(Task to complete) In the records below, tally the lines that contain the word "time" and give only that number.

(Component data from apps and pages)
=== Section Start ===

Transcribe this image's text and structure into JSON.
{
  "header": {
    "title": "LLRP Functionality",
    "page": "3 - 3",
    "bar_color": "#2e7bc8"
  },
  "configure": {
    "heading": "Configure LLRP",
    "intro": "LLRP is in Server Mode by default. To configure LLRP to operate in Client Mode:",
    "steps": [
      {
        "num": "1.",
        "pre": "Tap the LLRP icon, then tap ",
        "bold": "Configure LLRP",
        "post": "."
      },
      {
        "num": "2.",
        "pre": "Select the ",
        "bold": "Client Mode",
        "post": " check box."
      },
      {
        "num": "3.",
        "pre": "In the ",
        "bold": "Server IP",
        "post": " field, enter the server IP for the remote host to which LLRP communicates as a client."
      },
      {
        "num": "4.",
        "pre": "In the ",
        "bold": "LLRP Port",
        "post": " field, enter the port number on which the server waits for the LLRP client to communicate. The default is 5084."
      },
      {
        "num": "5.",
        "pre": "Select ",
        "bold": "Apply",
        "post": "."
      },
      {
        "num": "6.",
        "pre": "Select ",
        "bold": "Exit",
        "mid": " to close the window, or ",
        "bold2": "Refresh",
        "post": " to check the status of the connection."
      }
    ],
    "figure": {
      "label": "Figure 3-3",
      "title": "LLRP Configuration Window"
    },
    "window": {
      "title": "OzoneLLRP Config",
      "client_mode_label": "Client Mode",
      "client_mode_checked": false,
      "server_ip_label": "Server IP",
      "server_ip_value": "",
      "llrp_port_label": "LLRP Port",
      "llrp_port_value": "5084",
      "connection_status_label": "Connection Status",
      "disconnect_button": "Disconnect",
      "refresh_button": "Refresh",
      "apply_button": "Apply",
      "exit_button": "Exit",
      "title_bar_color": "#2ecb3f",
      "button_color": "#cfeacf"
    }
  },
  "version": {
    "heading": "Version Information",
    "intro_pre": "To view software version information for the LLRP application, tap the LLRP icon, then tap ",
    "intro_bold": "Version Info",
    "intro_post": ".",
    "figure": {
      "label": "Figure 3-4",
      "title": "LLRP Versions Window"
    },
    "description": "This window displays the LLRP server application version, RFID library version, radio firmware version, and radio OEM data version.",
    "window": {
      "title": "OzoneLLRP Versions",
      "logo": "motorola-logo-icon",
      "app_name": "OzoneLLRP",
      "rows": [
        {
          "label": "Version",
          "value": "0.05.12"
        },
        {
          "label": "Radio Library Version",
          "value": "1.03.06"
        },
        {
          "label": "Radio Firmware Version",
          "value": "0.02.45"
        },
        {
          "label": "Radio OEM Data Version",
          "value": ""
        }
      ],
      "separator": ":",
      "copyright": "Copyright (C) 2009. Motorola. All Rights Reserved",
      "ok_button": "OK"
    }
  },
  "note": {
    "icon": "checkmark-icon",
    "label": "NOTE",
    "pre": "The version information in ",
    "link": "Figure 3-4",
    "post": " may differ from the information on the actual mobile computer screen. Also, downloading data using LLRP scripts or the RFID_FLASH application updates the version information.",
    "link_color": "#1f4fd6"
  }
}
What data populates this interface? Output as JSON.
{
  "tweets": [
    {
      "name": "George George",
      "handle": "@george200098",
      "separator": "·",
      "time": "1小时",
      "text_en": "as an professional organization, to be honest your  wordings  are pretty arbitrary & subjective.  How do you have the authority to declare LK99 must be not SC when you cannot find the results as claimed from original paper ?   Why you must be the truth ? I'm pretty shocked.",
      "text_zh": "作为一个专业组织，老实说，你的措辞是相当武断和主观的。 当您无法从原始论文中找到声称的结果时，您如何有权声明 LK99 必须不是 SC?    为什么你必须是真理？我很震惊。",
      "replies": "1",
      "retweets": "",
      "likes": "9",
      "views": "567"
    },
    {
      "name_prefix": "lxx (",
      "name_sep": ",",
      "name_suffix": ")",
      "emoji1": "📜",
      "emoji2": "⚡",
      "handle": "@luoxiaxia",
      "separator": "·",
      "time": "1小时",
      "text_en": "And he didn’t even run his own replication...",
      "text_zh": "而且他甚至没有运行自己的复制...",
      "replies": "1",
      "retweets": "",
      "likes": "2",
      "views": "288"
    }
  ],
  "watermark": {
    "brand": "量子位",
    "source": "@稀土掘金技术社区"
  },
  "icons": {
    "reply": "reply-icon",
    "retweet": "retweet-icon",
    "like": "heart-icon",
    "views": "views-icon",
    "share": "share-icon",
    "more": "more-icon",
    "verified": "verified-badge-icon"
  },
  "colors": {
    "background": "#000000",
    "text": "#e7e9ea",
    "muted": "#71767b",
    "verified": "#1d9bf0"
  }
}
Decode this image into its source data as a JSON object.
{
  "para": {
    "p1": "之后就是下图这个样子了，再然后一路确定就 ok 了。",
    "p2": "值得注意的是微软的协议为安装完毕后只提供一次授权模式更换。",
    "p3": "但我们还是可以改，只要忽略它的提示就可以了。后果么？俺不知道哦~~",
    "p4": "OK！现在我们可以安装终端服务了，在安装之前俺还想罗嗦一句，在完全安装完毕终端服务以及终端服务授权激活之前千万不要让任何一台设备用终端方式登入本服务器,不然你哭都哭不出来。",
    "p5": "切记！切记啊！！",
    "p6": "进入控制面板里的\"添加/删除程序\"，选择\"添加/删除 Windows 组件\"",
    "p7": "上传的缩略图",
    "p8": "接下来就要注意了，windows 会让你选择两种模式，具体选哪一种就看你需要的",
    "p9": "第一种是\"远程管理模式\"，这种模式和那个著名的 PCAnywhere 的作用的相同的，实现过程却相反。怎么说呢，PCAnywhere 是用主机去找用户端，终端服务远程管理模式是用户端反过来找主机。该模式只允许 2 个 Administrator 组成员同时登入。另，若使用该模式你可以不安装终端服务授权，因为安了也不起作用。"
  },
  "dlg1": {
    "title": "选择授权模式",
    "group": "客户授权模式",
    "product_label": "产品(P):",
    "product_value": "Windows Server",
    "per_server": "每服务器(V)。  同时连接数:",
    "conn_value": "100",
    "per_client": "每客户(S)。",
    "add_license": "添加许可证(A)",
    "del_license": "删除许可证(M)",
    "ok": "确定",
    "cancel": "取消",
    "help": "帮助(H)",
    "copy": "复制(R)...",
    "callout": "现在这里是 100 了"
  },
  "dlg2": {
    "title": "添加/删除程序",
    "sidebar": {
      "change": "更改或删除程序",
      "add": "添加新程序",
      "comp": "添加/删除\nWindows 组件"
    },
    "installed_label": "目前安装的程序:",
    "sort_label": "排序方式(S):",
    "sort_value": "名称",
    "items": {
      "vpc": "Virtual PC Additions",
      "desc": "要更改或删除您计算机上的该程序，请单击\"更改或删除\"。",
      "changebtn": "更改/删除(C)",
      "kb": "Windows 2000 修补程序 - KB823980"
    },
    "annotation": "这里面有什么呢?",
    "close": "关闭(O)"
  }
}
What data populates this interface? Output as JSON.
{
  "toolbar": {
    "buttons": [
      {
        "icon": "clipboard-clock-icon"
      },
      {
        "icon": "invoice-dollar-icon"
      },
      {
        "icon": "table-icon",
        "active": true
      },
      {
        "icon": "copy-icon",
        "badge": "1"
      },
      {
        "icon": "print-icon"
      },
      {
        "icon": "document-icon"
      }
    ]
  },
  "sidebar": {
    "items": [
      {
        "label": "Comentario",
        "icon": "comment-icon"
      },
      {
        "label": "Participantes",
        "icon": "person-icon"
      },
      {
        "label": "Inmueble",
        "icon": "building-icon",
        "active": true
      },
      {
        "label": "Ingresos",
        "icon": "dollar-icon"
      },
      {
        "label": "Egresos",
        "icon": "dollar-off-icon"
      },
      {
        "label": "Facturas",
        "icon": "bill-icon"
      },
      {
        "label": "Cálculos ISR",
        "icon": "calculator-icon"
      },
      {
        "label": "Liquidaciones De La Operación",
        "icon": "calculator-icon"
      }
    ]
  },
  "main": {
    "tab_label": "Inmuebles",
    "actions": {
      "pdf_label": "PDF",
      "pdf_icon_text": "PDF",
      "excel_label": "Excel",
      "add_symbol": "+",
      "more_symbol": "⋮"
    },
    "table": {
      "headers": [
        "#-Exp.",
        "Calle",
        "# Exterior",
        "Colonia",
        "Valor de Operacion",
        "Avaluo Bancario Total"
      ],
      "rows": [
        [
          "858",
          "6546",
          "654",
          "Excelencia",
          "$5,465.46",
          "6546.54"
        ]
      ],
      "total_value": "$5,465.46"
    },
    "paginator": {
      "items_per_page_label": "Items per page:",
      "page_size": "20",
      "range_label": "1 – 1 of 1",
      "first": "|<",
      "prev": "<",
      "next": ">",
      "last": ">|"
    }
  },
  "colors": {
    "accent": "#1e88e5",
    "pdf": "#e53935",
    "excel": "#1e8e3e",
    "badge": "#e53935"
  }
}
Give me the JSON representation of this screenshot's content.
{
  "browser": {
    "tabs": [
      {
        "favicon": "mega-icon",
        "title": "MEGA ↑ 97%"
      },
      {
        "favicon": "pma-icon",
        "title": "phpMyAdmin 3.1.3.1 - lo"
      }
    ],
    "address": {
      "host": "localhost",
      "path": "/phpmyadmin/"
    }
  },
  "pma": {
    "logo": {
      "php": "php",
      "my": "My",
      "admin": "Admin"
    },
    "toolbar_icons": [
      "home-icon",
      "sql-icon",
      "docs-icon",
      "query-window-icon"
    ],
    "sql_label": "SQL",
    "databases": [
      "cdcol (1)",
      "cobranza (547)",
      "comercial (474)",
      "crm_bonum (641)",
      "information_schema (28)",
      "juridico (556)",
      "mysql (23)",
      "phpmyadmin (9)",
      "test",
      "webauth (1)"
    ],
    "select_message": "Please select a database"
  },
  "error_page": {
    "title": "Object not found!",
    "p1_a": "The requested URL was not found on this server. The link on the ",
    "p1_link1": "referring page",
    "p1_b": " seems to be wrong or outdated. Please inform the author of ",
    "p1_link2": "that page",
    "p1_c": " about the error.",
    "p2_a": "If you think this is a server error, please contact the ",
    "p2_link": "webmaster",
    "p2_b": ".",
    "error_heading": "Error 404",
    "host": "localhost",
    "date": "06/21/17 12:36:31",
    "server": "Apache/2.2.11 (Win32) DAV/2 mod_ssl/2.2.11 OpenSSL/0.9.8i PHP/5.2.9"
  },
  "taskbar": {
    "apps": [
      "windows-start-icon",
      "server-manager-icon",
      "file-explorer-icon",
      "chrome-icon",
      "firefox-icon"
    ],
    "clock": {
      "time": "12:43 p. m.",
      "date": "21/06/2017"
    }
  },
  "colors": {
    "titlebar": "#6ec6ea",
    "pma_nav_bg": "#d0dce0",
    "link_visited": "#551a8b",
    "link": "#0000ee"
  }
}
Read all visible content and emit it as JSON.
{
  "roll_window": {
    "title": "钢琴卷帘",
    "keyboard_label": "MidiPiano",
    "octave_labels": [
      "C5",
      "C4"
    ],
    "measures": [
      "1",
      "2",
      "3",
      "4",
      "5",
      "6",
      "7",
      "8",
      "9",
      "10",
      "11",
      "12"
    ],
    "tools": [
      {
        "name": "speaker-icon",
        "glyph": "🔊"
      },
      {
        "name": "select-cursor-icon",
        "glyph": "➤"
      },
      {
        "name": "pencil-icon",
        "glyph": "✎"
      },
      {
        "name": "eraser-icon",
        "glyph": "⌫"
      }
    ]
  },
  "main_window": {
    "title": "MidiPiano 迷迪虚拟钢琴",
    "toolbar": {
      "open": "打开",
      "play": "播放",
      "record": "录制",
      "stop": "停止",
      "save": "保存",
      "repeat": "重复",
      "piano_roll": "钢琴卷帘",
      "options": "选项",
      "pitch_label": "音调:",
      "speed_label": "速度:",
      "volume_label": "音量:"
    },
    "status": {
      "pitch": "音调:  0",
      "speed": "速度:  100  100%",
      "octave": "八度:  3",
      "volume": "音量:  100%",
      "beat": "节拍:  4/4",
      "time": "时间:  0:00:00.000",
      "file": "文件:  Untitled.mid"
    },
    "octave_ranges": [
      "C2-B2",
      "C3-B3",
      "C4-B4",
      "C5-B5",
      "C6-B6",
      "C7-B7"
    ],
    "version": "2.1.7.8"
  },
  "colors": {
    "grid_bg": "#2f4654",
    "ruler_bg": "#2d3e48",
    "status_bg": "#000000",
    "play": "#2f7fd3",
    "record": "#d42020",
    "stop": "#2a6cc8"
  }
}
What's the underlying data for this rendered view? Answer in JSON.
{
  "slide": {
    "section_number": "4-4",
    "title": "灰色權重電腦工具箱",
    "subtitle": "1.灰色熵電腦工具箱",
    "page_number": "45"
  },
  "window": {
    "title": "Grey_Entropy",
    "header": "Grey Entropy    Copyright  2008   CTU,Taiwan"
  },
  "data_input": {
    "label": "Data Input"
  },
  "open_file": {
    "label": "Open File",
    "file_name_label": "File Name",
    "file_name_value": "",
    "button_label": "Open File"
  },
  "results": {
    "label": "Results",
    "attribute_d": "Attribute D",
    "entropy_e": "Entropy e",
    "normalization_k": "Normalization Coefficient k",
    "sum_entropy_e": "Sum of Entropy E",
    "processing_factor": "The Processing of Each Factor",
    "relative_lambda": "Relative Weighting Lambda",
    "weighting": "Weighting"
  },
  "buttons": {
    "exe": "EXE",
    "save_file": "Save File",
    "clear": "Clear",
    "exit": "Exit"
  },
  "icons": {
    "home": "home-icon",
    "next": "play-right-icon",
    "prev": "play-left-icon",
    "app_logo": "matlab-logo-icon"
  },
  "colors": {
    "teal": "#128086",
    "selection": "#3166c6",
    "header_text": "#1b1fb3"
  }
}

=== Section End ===

(Answer area) 4